on a shoestring." what is he doing? >> we have a special date tomorrow. unfortunately, we're not on the air but a happy birthday to on our man lonnie quinn. a big happy birthday to lonnie quinn. >> happy anniversary shout out to bob and linda, who were here this morning. >> bob and linda. >> uncle bob and aunt linda -- >> i'll share my watermelon. they'll be happy they came down this morning. >> everybody at home -- >> thank you, guys. >> thanks so much. if you see lonnie on the street, stop him, hug him, tell him you appreciate it like we do. his 50th birthday. make it special for lonnie. one more song from crosby loggins. thanks for coming out.

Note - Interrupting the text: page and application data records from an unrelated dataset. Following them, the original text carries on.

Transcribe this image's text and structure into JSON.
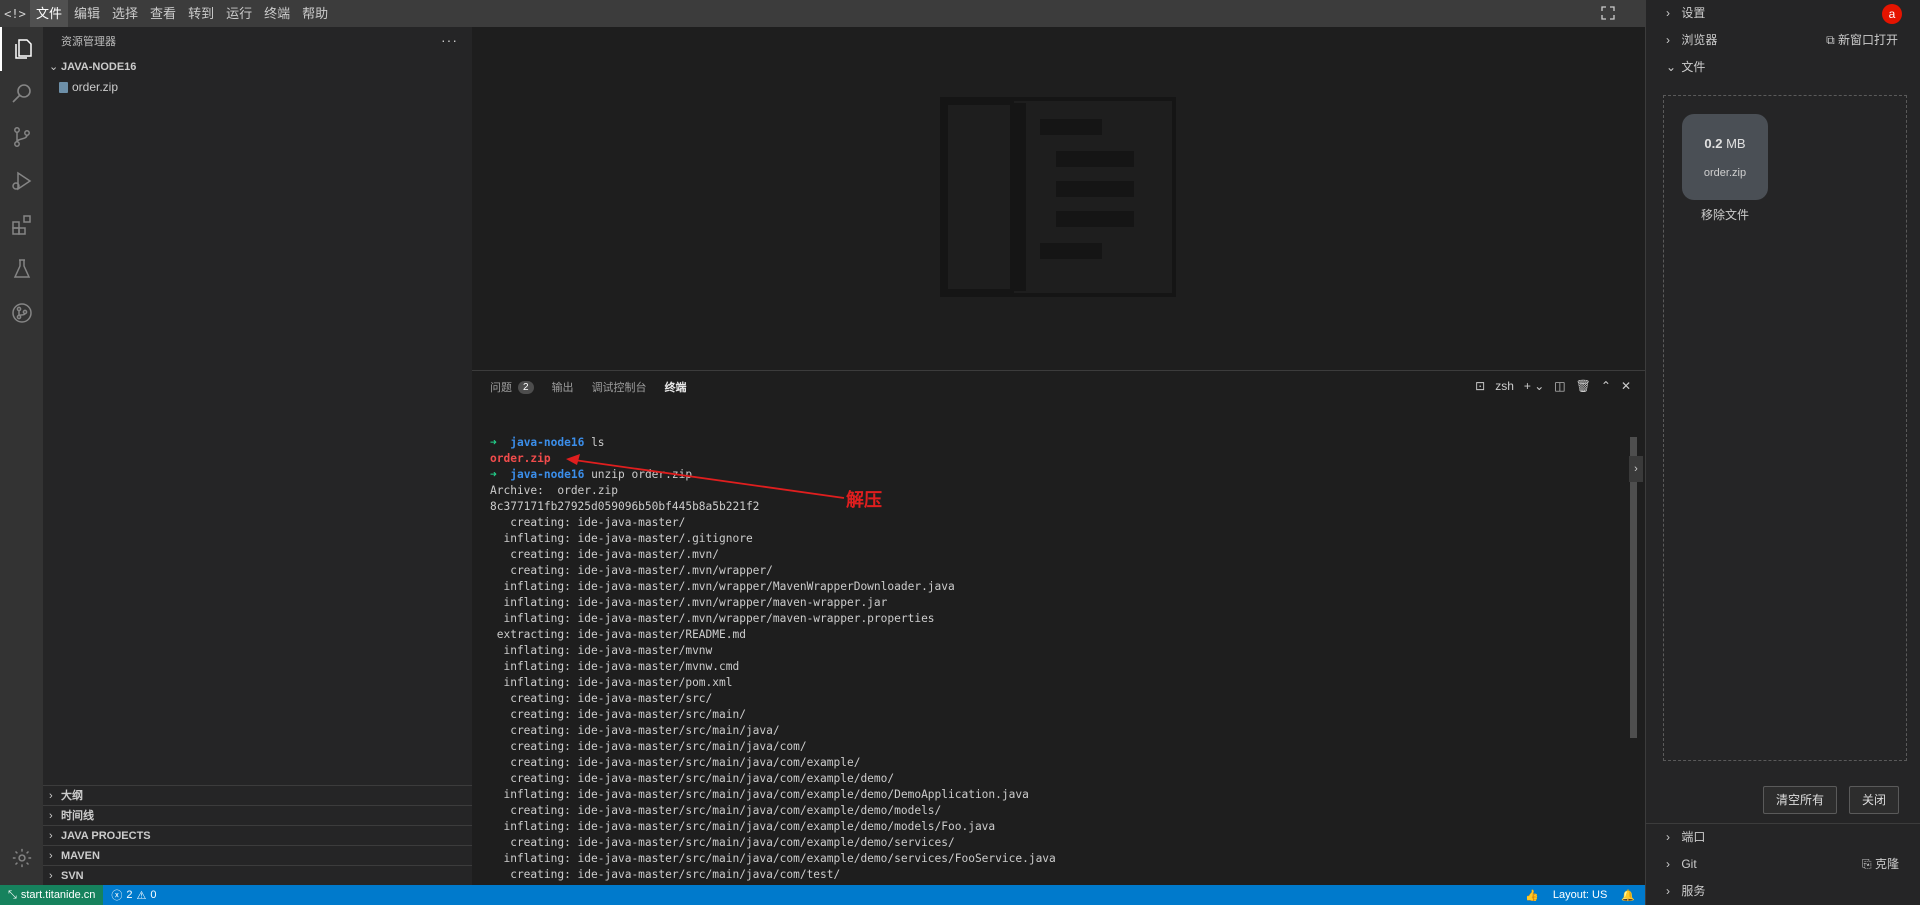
{
  "menubar": {
    "logo": "<!>",
    "items": [
      "文件",
      "编辑",
      "选择",
      "查看",
      "转到",
      "运行",
      "终端",
      "帮助"
    ]
  },
  "activity_icons": [
    "files-icon",
    "search-icon",
    "source-control-icon",
    "run-debug-icon",
    "extensions-icon",
    "testing-icon",
    "git-graph-icon"
  ],
  "sidebar": {
    "title": "资源管理器",
    "more": "···",
    "project": "JAVA-NODE16",
    "files": [
      "order.zip"
    ],
    "bottom_sections": [
      "大纲",
      "时间线",
      "JAVA PROJECTS",
      "MAVEN",
      "SVN"
    ]
  },
  "panel": {
    "tabs": [
      {
        "label": "问题",
        "badge": "2"
      },
      {
        "label": "输出"
      },
      {
        "label": "调试控制台"
      },
      {
        "label": "终端"
      }
    ],
    "shell": "zsh",
    "terminal_lines": [
      {
        "kind": "prompt",
        "dir": "java-node16",
        "cmd": "ls"
      },
      {
        "kind": "red",
        "text": "order.zip"
      },
      {
        "kind": "prompt",
        "dir": "java-node16",
        "cmd": "unzip order.zip"
      },
      {
        "kind": "out",
        "text": "Archive:  order.zip"
      },
      {
        "kind": "out",
        "text": "8c377171fb27925d059096b50bf445b8a5b221f2"
      },
      {
        "kind": "out",
        "text": "   creating: ide-java-master/"
      },
      {
        "kind": "out",
        "text": "  inflating: ide-java-master/.gitignore"
      },
      {
        "kind": "out",
        "text": "   creating: ide-java-master/.mvn/"
      },
      {
        "kind": "out",
        "text": "   creating: ide-java-master/.mvn/wrapper/"
      },
      {
        "kind": "out",
        "text": "  inflating: ide-java-master/.mvn/wrapper/MavenWrapperDownloader.java"
      },
      {
        "kind": "out",
        "text": "  inflating: ide-java-master/.mvn/wrapper/maven-wrapper.jar"
      },
      {
        "kind": "out",
        "text": "  inflating: ide-java-master/.mvn/wrapper/maven-wrapper.properties"
      },
      {
        "kind": "out",
        "text": " extracting: ide-java-master/README.md"
      },
      {
        "kind": "out",
        "text": "  inflating: ide-java-master/mvnw"
      },
      {
        "kind": "out",
        "text": "  inflating: ide-java-master/mvnw.cmd"
      },
      {
        "kind": "out",
        "text": "  inflating: ide-java-master/pom.xml"
      },
      {
        "kind": "out",
        "text": "   creating: ide-java-master/src/"
      },
      {
        "kind": "out",
        "text": "   creating: ide-java-master/src/main/"
      },
      {
        "kind": "out",
        "text": "   creating: ide-java-master/src/main/java/"
      },
      {
        "kind": "out",
        "text": "   creating: ide-java-master/src/main/java/com/"
      },
      {
        "kind": "out",
        "text": "   creating: ide-java-master/src/main/java/com/example/"
      },
      {
        "kind": "out",
        "text": "   creating: ide-java-master/src/main/java/com/example/demo/"
      },
      {
        "kind": "out",
        "text": "  inflating: ide-java-master/src/main/java/com/example/demo/DemoApplication.java"
      },
      {
        "kind": "out",
        "text": "   creating: ide-java-master/src/main/java/com/example/demo/models/"
      },
      {
        "kind": "out",
        "text": "  inflating: ide-java-master/src/main/java/com/example/demo/models/Foo.java"
      },
      {
        "kind": "out",
        "text": "   creating: ide-java-master/src/main/java/com/example/demo/services/"
      },
      {
        "kind": "out",
        "text": "  inflating: ide-java-master/src/main/java/com/example/demo/services/FooService.java"
      },
      {
        "kind": "out",
        "text": "   creating: ide-java-master/src/main/java/com/test/"
      }
    ],
    "annotation": "解压",
    "annotation_color": "#e01e1e"
  },
  "rightpanel": {
    "settings": "设置",
    "avatar": "a",
    "browser": "浏览器",
    "open_new_window": "新窗口打开",
    "files": "文件",
    "file_card": {
      "size_value": "0.2",
      "size_unit": "MB",
      "name": "order.zip"
    },
    "remove_file": "移除文件",
    "clear_all": "清空所有",
    "close": "关闭",
    "port": "端口",
    "git": "Git",
    "clone": "克隆",
    "services": "服务"
  },
  "statusbar": {
    "remote": "start.titanide.cn",
    "errors": "2",
    "warnings": "0",
    "layout": "Layout: US"
  },
  "colors": {
    "statusbar": "#007acc",
    "remote": "#16825d",
    "prompt_arrow": "#23d18b",
    "prompt_dir": "#3b8eea",
    "red_text": "#f14c4c"
  }
}
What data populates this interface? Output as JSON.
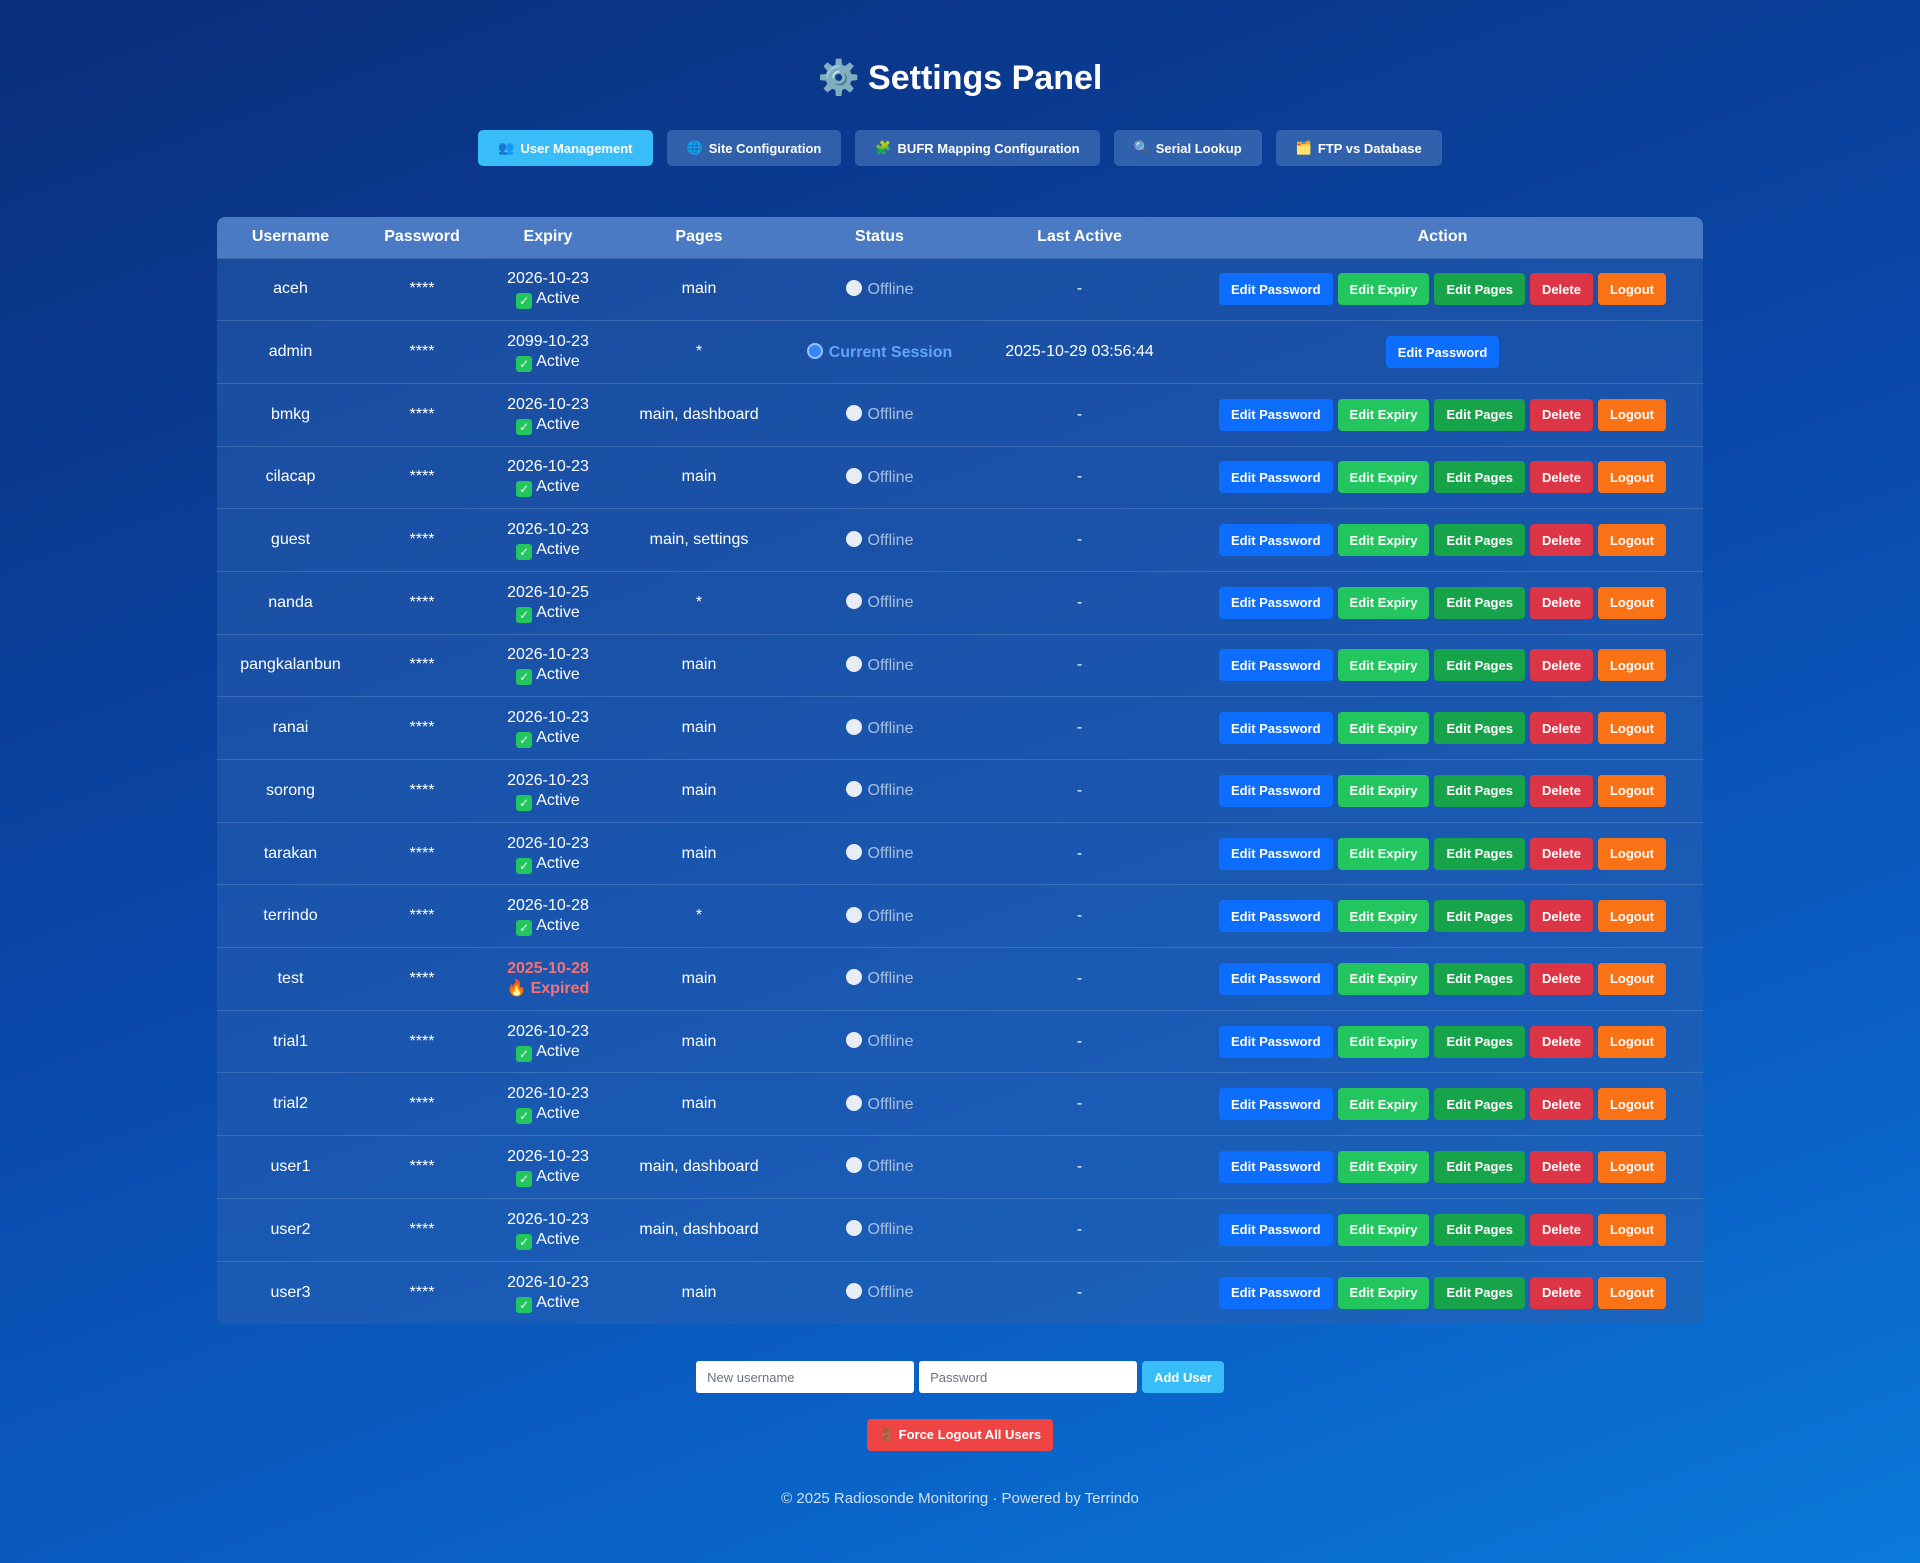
{
  "title": "Settings Panel",
  "title_icon": "gear-icon",
  "tabs": [
    {
      "label": "User Management",
      "icon": "👥",
      "icon_name": "users-icon"
    },
    {
      "label": "Site Configuration",
      "icon": "🌐",
      "icon_name": "globe-icon"
    },
    {
      "label": "BUFR Mapping Configuration",
      "icon": "🧩",
      "icon_name": "puzzle-icon"
    },
    {
      "label": "Serial Lookup",
      "icon": "🔍",
      "icon_name": "search-icon"
    },
    {
      "label": "FTP vs Database",
      "icon": "🗂️",
      "icon_name": "folder-icon"
    }
  ],
  "table": {
    "headers": [
      "Username",
      "Password",
      "Expiry",
      "Pages",
      "Status",
      "Last Active",
      "Action"
    ],
    "rows": [
      {
        "username": "aceh",
        "password": "****",
        "expiry_date": "2026-10-23",
        "expiry_state": "Active",
        "pages": "main",
        "status": "Offline",
        "last_active": "-"
      },
      {
        "username": "admin",
        "password": "****",
        "expiry_date": "2099-10-23",
        "expiry_state": "Active",
        "pages": "*",
        "status": "Current Session",
        "last_active": "2025-10-29 03:56:44",
        "current": true
      },
      {
        "username": "bmkg",
        "password": "****",
        "expiry_date": "2026-10-23",
        "expiry_state": "Active",
        "pages": "main, dashboard",
        "status": "Offline",
        "last_active": "-"
      },
      {
        "username": "cilacap",
        "password": "****",
        "expiry_date": "2026-10-23",
        "expiry_state": "Active",
        "pages": "main",
        "status": "Offline",
        "last_active": "-"
      },
      {
        "username": "guest",
        "password": "****",
        "expiry_date": "2026-10-23",
        "expiry_state": "Active",
        "pages": "main, settings",
        "status": "Offline",
        "last_active": "-"
      },
      {
        "username": "nanda",
        "password": "****",
        "expiry_date": "2026-10-25",
        "expiry_state": "Active",
        "pages": "*",
        "status": "Offline",
        "last_active": "-"
      },
      {
        "username": "pangkalanbun",
        "password": "****",
        "expiry_date": "2026-10-23",
        "expiry_state": "Active",
        "pages": "main",
        "status": "Offline",
        "last_active": "-"
      },
      {
        "username": "ranai",
        "password": "****",
        "expiry_date": "2026-10-23",
        "expiry_state": "Active",
        "pages": "main",
        "status": "Offline",
        "last_active": "-"
      },
      {
        "username": "sorong",
        "password": "****",
        "expiry_date": "2026-10-23",
        "expiry_state": "Active",
        "pages": "main",
        "status": "Offline",
        "last_active": "-"
      },
      {
        "username": "tarakan",
        "password": "****",
        "expiry_date": "2026-10-23",
        "expiry_state": "Active",
        "pages": "main",
        "status": "Offline",
        "last_active": "-"
      },
      {
        "username": "terrindo",
        "password": "****",
        "expiry_date": "2026-10-28",
        "expiry_state": "Active",
        "pages": "*",
        "status": "Offline",
        "last_active": "-"
      },
      {
        "username": "test",
        "password": "****",
        "expiry_date": "2025-10-28",
        "expiry_state": "Expired",
        "pages": "main",
        "status": "Offline",
        "last_active": "-",
        "expired": true
      },
      {
        "username": "trial1",
        "password": "****",
        "expiry_date": "2026-10-23",
        "expiry_state": "Active",
        "pages": "main",
        "status": "Offline",
        "last_active": "-"
      },
      {
        "username": "trial2",
        "password": "****",
        "expiry_date": "2026-10-23",
        "expiry_state": "Active",
        "pages": "main",
        "status": "Offline",
        "last_active": "-"
      },
      {
        "username": "user1",
        "password": "****",
        "expiry_date": "2026-10-23",
        "expiry_state": "Active",
        "pages": "main, dashboard",
        "status": "Offline",
        "last_active": "-"
      },
      {
        "username": "user2",
        "password": "****",
        "expiry_date": "2026-10-23",
        "expiry_state": "Active",
        "pages": "main, dashboard",
        "status": "Offline",
        "last_active": "-"
      },
      {
        "username": "user3",
        "password": "****",
        "expiry_date": "2026-10-23",
        "expiry_state": "Active",
        "pages": "main",
        "status": "Offline",
        "last_active": "-"
      }
    ]
  },
  "actions": {
    "edit_password": "Edit Password",
    "edit_expiry": "Edit Expiry",
    "edit_pages": "Edit Pages",
    "delete": "Delete",
    "logout": "Logout"
  },
  "add_user": {
    "username_placeholder": "New username",
    "password_placeholder": "Password",
    "button_label": "Add User"
  },
  "force_logout": {
    "label": "Force Logout All Users",
    "icon": "🚪",
    "icon_name": "door-icon"
  },
  "footer": "© 2025 Radiosonde Monitoring · Powered by Terrindo",
  "colors": {
    "tab_active": "#38bdf8",
    "edit_password": "#0d6efd",
    "edit_expiry": "#22c55e",
    "edit_pages": "#16a34a",
    "delete": "#dc3545",
    "logout": "#f97316",
    "expired": "#f87171"
  }
}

♪ in my head i barely know what i'm doing ♪ ♪ she doesn't quite understand this is not like a movie ♪ ♪ where everything's faith like and all happy ending ♪ ♪ the world doesn't work like that ♪ ♪ it's always changing ♪ she's sick of waiting ♪ her patience is over and she can see other designs tonight ♪ ♪ who had my shoulder but i don't have to argue ♪ ♪ she thinks she's way too experienced ♪ ♪ i'm just someone ♪ she takes me way too serious